TASK STATEMENT -
Output the records. Match them exactly.

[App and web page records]
━━━━
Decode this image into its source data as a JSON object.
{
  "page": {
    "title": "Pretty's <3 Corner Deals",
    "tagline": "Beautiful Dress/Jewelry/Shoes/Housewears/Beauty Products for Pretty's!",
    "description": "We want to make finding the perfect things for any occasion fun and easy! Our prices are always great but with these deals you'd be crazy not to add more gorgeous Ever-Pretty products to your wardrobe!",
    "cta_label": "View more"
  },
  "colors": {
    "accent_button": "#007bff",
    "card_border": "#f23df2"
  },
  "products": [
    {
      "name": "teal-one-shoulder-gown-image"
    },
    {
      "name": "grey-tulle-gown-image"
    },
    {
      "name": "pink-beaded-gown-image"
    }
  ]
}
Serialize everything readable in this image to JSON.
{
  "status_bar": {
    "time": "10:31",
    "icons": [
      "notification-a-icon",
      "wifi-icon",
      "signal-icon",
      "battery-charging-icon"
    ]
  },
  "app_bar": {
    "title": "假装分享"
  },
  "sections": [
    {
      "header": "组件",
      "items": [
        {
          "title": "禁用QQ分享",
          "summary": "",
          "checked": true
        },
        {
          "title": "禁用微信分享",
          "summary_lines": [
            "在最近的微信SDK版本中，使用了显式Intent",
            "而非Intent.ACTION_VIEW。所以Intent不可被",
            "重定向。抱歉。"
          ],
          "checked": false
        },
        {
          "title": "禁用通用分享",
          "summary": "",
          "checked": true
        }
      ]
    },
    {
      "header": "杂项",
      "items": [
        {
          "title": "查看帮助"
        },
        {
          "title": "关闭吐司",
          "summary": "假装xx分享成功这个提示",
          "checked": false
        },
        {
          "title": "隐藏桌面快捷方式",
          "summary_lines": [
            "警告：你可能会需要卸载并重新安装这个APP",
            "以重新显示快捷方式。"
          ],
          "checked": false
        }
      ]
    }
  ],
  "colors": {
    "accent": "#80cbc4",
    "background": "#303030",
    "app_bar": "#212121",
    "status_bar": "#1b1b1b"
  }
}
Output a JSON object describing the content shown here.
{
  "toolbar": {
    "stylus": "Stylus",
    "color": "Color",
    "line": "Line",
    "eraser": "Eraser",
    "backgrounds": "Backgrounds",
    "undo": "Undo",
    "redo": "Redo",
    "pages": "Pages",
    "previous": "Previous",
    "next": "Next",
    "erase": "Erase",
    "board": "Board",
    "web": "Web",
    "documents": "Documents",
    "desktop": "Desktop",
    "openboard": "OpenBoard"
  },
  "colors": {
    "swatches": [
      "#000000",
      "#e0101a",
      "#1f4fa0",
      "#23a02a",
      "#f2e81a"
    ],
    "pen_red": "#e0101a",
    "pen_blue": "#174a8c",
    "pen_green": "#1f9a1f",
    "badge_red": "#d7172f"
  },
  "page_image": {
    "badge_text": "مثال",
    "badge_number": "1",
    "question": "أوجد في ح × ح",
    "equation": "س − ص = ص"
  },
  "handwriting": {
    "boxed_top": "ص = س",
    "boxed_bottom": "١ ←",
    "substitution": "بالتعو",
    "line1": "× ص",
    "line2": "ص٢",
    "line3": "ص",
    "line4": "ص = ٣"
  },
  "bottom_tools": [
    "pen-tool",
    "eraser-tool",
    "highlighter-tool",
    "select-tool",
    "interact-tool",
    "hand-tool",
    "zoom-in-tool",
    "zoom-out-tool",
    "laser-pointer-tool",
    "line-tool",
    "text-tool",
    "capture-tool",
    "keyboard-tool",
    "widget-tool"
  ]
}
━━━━
RESPONSE BELOW -
Decode this image into its source data as a JSON object.
{
  "page": {
    "title": "Pretty's <3 Corner Deals",
    "tagline": "Beautiful Dress/Jewelry/Shoes/Housewears/Beauty Products for Pretty's!",
    "description": "We want to make finding the perfect things for any occasion fun and easy! Our prices are always great but with these deals you'd be crazy not to add more gorgeous Ever-Pretty products to your wardrobe!",
    "cta_label": "View more"
  },
  "colors": {
    "accent_button": "#007bff",
    "card_border": "#f23df2"
  },
  "products": [
    {
      "name": "teal-one-shoulder-gown-image"
    },
    {
      "name": "grey-tulle-gown-image"
    },
    {
      "name": "pink-beaded-gown-image"
    }
  ]
}
Serialize everything readable in this image to JSON.
{
  "status_bar": {
    "time": "10:31",
    "icons": [
      "notification-a-icon",
      "wifi-icon",
      "signal-icon",
      "battery-charging-icon"
    ]
  },
  "app_bar": {
    "title": "假装分享"
  },
  "sections": [
    {
      "header": "组件",
      "items": [
        {
          "title": "禁用QQ分享",
          "summary": "",
          "checked": true
        },
        {
          "title": "禁用微信分享",
          "summary_lines": [
            "在最近的微信SDK版本中，使用了显式Intent",
            "而非Intent.ACTION_VIEW。所以Intent不可被",
            "重定向。抱歉。"
          ],
          "checked": false
        },
        {
          "title": "禁用通用分享",
          "summary": "",
          "checked": true
        }
      ]
    },
    {
      "header": "杂项",
      "items": [
        {
          "title": "查看帮助"
        },
        {
          "title": "关闭吐司",
          "summary": "假装xx分享成功这个提示",
          "checked": false
        },
        {
          "title": "隐藏桌面快捷方式",
          "summary_lines": [
            "警告：你可能会需要卸载并重新安装这个APP",
            "以重新显示快捷方式。"
          ],
          "checked": false
        }
      ]
    }
  ],
  "colors": {
    "accent": "#80cbc4",
    "background": "#303030",
    "app_bar": "#212121",
    "status_bar": "#1b1b1b"
  }
}
Output a JSON object describing the content shown here.
{
  "toolbar": {
    "stylus": "Stylus",
    "color": "Color",
    "line": "Line",
    "eraser": "Eraser",
    "backgrounds": "Backgrounds",
    "undo": "Undo",
    "redo": "Redo",
    "pages": "Pages",
    "previous": "Previous",
    "next": "Next",
    "erase": "Erase",
    "board": "Board",
    "web": "Web",
    "documents": "Documents",
    "desktop": "Desktop",
    "openboard": "OpenBoard"
  },
  "colors": {
    "swatches": [
      "#000000",
      "#e0101a",
      "#1f4fa0",
      "#23a02a",
      "#f2e81a"
    ],
    "pen_red": "#e0101a",
    "pen_blue": "#174a8c",
    "pen_green": "#1f9a1f",
    "badge_red": "#d7172f"
  },
  "page_image": {
    "badge_text": "مثال",
    "badge_number": "1",
    "question": "أوجد في ح × ح",
    "equation": "س − ص = ص"
  },
  "handwriting": {
    "boxed_top": "ص = س",
    "boxed_bottom": "١ ←",
    "substitution": "بالتعو",
    "line1": "× ص",
    "line2": "ص٢",
    "line3": "ص",
    "line4": "ص = ٣"
  },
  "bottom_tools": [
    "pen-tool",
    "eraser-tool",
    "highlighter-tool",
    "select-tool",
    "interact-tool",
    "hand-tool",
    "zoom-in-tool",
    "zoom-out-tool",
    "laser-pointer-tool",
    "line-tool",
    "text-tool",
    "capture-tool",
    "keyboard-tool",
    "widget-tool"
  ]
}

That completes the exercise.